The DSP 56300 emulation took a big step forward this weekend. I implemented a lot of ALU instructions and many others, too.
To be able to handle the different register types (24,48,56 bits) more efficiently, I created a template class that respects all the different conversions when moving data between different registers during compilation time. This results in code that is solid and fast aswell.
To help me debugging, I created a little app that shows me register states and allows me to handle execution control:
Meanwhile, the first instructions are executed by the emulator.
The hardware stack is working (not the software stack extension though). A lot of move instructions run fine, jump and branch instructions, too. The do instruction is already supported aswell.
I have to rethink the implementation of the registers, though. It turns out that all those different operands in the move instructions are quite complicated, some of them place the data in the MSBs of the register (fractional numbers), some of them in the LSBs (integers).

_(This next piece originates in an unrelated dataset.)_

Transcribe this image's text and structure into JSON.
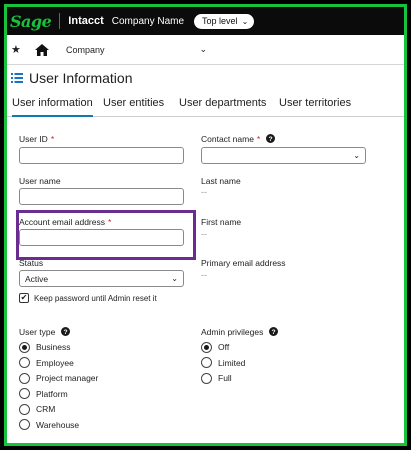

It may get clearer to me once I started implementing more of the ALU operations. The only supported ones at the moment are bit manipulation instructions and comparison. The CCR bits get updated as they should and Bcc already works.
Wenn ihr mehr über den Status der DSP 56300 Emulation erfahren wollt, verfolgt mein englisches Blog: hier entlang
Parsing opcodes was more difficult than I thought of, but that part is now completed.
Opcodes are, in general, defined as 24 bit words where, for parallel move instructions, the eight LSBs define the ALU operation while the 16 MSBs define the move instruction that is executed in parallel.
Non-parallel instructions instead use the full 24 bit range for the opcode/operand definition.
I still didn’t find out how to distinguish between a parallel instruction and a non-parallel instruction easily. So at the moment, the first instructions that are tested are the non-parallel ones.
Any suggestions for speeding this up are always welcome.
The basic setup of all the required hardware structures is completed.
There is memory, the DSP itself, registers, register definitions and all those things are now ready to be filled by calculations.